● **What the exercise asks**:
Repeat every line of the material below exactly.

/---

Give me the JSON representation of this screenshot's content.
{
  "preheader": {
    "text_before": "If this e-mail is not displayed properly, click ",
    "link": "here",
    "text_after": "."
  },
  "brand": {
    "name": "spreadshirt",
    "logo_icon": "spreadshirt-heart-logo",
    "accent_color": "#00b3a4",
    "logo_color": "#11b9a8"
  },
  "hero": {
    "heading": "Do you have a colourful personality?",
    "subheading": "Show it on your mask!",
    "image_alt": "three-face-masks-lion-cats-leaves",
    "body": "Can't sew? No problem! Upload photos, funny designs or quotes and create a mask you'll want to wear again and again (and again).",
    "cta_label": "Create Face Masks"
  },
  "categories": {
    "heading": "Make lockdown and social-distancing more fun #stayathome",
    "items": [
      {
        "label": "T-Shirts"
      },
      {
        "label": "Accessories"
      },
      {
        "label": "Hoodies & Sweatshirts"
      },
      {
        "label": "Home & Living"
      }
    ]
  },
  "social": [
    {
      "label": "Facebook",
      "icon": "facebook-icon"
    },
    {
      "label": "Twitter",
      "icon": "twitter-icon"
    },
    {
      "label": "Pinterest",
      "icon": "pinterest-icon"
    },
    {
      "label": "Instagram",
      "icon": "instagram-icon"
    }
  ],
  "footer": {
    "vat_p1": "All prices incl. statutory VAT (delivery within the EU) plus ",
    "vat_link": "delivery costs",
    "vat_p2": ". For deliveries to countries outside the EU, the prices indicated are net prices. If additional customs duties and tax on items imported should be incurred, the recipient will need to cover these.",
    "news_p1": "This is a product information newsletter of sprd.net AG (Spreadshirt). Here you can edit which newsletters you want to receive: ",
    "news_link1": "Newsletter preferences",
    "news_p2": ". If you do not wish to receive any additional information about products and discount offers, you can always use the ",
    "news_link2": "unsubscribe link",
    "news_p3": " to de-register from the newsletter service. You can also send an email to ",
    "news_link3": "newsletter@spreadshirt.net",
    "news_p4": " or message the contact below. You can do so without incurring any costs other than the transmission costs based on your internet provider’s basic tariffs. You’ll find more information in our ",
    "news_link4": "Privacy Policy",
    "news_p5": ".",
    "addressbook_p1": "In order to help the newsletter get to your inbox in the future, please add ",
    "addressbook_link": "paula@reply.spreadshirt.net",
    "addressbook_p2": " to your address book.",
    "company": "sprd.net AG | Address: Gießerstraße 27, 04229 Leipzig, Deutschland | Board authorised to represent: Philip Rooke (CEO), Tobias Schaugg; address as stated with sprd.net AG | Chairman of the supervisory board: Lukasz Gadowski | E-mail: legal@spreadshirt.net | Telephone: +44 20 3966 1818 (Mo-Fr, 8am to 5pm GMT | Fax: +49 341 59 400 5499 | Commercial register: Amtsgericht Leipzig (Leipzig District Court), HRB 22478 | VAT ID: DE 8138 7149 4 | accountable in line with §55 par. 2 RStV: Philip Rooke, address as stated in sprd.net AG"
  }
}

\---

● **Answer**:
Give me the JSON representation of this screenshot's content.
{
  "preheader": {
    "text_before": "If this e-mail is not displayed properly, click ",
    "link": "here",
    "text_after": "."
  },
  "brand": {
    "name": "spreadshirt",
    "logo_icon": "spreadshirt-heart-logo",
    "accent_color": "#00b3a4",
    "logo_color": "#11b9a8"
  },
  "hero": {
    "heading": "Do you have a colourful personality?",
    "subheading": "Show it on your mask!",
    "image_alt": "three-face-masks-lion-cats-leaves",
    "body": "Can't sew? No problem! Upload photos, funny designs or quotes and create a mask you'll want to wear again and again (and again).",
    "cta_label": "Create Face Masks"
  },
  "categories": {
    "heading": "Make lockdown and social-distancing more fun #stayathome",
    "items": [
      {
        "label": "T-Shirts"
      },
      {
        "label": "Accessories"
      },
      {
        "label": "Hoodies & Sweatshirts"
      },
      {
        "label": "Home & Living"
      }
    ]
  },
  "social": [
    {
      "label": "Facebook",
      "icon": "facebook-icon"
    },
    {
      "label": "Twitter",
      "icon": "twitter-icon"
    },
    {
      "label": "Pinterest",
      "icon": "pinterest-icon"
    },
    {
      "label": "Instagram",
      "icon": "instagram-icon"
    }
  ],
  "footer": {
    "vat_p1": "All prices incl. statutory VAT (delivery within the EU) plus ",
    "vat_link": "delivery costs",
    "vat_p2": ". For deliveries to countries outside the EU, the prices indicated are net prices. If additional customs duties and tax on items imported should be incurred, the recipient will need to cover these.",
    "news_p1": "This is a product information newsletter of sprd.net AG (Spreadshirt). Here you can edit which newsletters you want to receive: ",
    "news_link1": "Newsletter preferences",
    "news_p2": ". If you do not wish to receive any additional information about products and discount offers, you can always use the ",
    "news_link2": "unsubscribe link",
    "news_p3": " to de-register from the newsletter service. You can also send an email to ",
    "news_link3": "newsletter@spreadshirt.net",
    "news_p4": " or message the contact below. You can do so without incurring any costs other than the transmission costs based on your internet provider’s basic tariffs. You’ll find more information in our ",
    "news_link4": "Privacy Policy",
    "news_p5": ".",
    "addressbook_p1": "In order to help the newsletter get to your inbox in the future, please add ",
    "addressbook_link": "paula@reply.spreadshirt.net",
    "addressbook_p2": " to your address book.",
    "company": "sprd.net AG | Address: Gießerstraße 27, 04229 Leipzig, Deutschland | Board authorised to represent: Philip Rooke (CEO), Tobias Schaugg; address as stated with sprd.net AG | Chairman of the supervisory board: Lukasz Gadowski | E-mail: legal@spreadshirt.net | Telephone: +44 20 3966 1818 (Mo-Fr, 8am to 5pm GMT | Fax: +49 341 59 400 5499 | Commercial register: Amtsgericht Leipzig (Leipzig District Court), HRB 22478 | VAT ID: DE 8138 7149 4 | accountable in line with §55 par. 2 RStV: Philip Rooke, address as stated in sprd.net AG"
  }
}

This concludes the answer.